Via IHU On-line

On February 7, the first round of the presidential elections was held in Ecuador. Among the candidates who presented themselves, three were competitive. The young economist Andrés Arauz, 37, represents Correism, Ecuador’s version of Latin American progressivism. Guillermo Lasso is an old-time banker and politician, who represents exactly that. What was new was the candidacy of Yaku Pérez by the Pachakutik movement, an organization where much of the indigenous struggles in the country converge.

Within hours, most of the polls were counted. With almost 1/3 of the votes, Arauz moved on to the second round, despite not receiving a massive vote like the Bolivian MAS last year. In the race for second place, Yaku had a slight lead over Lasso: with 99.26% of the polls counted, he had 20.09% of the vote and Lasso had 19.5%.

The final percent of the vote, however, was almost a week late in being counted. Announced in the early hours of Saturday to Sunday, the result favored Lasso, by 19.74% against 19.39%.

What is at stake in this election? Why the delay? How to understand its result?

International progressivism has interpreted this election as a dispute between left (Correism) and right (Lasso). In this key, Pachakutik’s candidacy has been commonly identified as a “Trojan horse” of the right [1].

This reading has two underlying problems, which are interconnected.

First, it turns a blind eye on the anti-democratic and anti-popular aspects of Rafael Correa’s administrations (2007-17). A government that turned the Good Life into a marketing prop, while it accelerated the exploitation of the territories. As a result, socio-environmental conflicts intensified, and the government response combined defamation and repression. At the same time, it modernized the state apparatus, disciplined for partisan purposes: in Ecuador as in Bolivia (and Venezuela), the independence of institutions was compromised [2].

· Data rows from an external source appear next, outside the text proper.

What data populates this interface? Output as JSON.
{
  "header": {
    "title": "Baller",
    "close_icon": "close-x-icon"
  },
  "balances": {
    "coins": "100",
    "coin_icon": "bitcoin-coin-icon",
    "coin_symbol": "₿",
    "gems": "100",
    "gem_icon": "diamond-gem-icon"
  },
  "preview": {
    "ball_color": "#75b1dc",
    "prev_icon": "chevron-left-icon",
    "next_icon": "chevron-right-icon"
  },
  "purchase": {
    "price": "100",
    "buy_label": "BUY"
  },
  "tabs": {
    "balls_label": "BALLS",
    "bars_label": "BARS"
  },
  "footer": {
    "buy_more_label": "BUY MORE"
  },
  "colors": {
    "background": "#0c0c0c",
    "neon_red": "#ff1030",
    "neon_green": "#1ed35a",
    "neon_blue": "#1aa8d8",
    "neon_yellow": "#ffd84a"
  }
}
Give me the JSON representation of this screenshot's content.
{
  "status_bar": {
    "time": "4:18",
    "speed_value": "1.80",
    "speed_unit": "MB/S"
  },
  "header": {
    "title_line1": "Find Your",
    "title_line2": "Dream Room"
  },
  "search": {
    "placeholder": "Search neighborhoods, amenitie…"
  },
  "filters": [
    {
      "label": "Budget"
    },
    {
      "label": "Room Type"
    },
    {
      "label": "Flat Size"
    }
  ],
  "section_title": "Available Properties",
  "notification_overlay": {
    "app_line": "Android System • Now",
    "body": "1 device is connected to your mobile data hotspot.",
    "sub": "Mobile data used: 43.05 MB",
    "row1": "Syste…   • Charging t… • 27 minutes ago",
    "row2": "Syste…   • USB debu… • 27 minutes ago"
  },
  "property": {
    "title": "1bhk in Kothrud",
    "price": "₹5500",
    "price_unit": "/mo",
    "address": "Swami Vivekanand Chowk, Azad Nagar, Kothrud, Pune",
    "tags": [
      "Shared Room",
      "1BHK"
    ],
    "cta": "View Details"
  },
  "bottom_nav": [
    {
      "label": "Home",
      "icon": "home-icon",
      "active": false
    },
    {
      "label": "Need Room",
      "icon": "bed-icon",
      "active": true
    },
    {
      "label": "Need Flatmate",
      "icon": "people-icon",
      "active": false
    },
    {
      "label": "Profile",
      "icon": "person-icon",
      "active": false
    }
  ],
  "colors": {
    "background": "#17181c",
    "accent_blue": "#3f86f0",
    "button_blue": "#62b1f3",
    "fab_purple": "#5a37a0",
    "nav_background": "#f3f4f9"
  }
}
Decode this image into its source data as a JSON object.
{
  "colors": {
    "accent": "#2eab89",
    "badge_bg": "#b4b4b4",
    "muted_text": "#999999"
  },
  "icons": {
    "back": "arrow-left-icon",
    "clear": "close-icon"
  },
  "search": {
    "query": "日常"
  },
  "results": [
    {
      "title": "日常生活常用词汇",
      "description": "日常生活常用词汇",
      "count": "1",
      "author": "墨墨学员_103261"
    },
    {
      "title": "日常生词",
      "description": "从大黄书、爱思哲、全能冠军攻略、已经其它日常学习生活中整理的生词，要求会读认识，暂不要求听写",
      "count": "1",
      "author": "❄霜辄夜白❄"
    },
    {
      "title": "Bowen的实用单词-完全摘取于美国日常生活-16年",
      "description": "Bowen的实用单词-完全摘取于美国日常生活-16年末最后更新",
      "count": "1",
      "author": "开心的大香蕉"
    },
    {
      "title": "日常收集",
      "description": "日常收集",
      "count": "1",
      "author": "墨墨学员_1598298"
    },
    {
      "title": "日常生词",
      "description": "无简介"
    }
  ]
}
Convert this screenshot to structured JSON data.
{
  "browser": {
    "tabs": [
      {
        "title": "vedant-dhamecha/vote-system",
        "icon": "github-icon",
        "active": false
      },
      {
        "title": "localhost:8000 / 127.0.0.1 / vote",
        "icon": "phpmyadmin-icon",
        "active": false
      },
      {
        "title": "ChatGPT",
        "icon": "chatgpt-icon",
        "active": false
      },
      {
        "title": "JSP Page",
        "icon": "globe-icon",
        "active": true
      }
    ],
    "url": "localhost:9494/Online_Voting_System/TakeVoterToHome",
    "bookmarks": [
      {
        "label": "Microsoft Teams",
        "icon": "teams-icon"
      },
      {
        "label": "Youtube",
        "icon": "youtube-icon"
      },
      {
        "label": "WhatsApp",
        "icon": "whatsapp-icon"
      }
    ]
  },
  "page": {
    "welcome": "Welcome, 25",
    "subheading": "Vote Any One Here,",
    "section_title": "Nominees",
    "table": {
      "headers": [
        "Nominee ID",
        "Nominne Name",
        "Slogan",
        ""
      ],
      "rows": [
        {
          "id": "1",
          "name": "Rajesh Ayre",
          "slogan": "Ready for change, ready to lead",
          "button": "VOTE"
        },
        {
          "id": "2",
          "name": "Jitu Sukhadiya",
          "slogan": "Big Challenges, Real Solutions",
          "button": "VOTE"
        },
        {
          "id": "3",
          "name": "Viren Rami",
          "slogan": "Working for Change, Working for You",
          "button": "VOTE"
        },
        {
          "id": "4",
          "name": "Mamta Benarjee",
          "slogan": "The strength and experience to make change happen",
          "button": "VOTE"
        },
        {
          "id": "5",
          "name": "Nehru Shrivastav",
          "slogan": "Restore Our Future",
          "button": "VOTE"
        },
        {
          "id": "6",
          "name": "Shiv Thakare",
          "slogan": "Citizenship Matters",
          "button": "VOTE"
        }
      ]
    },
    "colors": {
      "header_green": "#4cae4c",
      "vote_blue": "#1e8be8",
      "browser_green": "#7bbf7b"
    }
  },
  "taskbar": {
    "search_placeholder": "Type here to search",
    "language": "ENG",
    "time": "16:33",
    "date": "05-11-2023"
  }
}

Benefited by the commodities boom, Correa did at best, “things better, with the same model of accumulation,” in his own words. And at worst, he advanced a centralized and personalistic power project: a “citizen revolution,” without citizens.

This picture illuminates Correa’s break with his successor and former party colleague, Lenin Moreno. It is certain that Moreno approached the traditional oligarchy to differentiate himself from Correa. It is certain that, in the face of the oil crisis, he tightened the structural adjustment, which had enough of the streets in October 2019. It is certain that Moreno concluded his mandate with very low approval ratings. However, the judicial disputes between Moreno and Correism should not be seen through the lens of left versus right, but as different factions vying for state power.

And the most important side effect of this fractious dispute, was to open space for a newness on the left: an alternative to progressivism and oligarchic politics. There lies the singularity of what is happening in Ecuador, which the ideology of the “Trojan horse” hides: the new election does not have the smell of fascism, as in Brazil, nor the mold of the old, as in Bolivia.

It is possible to criticize aspects of Yaku Pérez’s candidacy, as Pachakutik, Leonidas Iza and Jaime Vargas have done from within. But it is necessary to understand it, in form and content.

It was a campaign based on militancy and not on money: whoever visits Yaku Pérez’s instagram will discover a candidate who traveled the country staying at supporters’ homes. In fact, his companion reports that when he wanted to help him with his instagram at the beginning of the campaign, Yaku didn’t even have credit on his cell phone.

As a content, it is a candidacy that defends nature, territories, and water. In a word, it opposes Latin American developmentalism.

This candidacy was close to making it to the second round, where it would benefit from the popular rejection of Correism (as anyone who is around in Ecuador can attest) and would be favored. In this context, the Pachakutik movement denounces electoral fraud. Its reading is that the delay in counting the votes is due to political calculations: the government of Correism believes that Lasso will be easy prey, and has negotiated the outcome of the first round with this sector.

Those who consider this hypothesis absurd should remember that Correa has always considered “leftism,” “ecologism” and “indigenism” as the worst enemies of his project – in his own words. And that bankers and primary exporters have profited greatly under his governments. You should also note that requests for a recount of the Pachakutik movement’s votes through legal channels, were denied.

The real question facing the left is not to defame the Pachakutik candidacy. But it is to understand why in Ecuador a trajectory is repeated, in which progressivism in power is degraded and corrupted, drifting into a personalist and authoritarian politics that the left always criticizes, when the state is not theirs.

I do not idealize the Pachakutik movement or Yaku Perez. But for anyone who cares about what is happening on the planet, in ecology as in politics, it is clear that they are part of the solution. The problem lies with those who smear them, not those who support them.


[1] Learn who Yaku Pérez is: possible candidate in the second round in Ecuador who supported coup against Dilma and others in Latin America. Available here.

[2] By way of example, let us recall the maneuvers of Morales to approve his fourth consecutive candidacy, and of Maduro to impeach three deputies in the 2015 elections, depriving the opposition of an absolute majority.

Veja também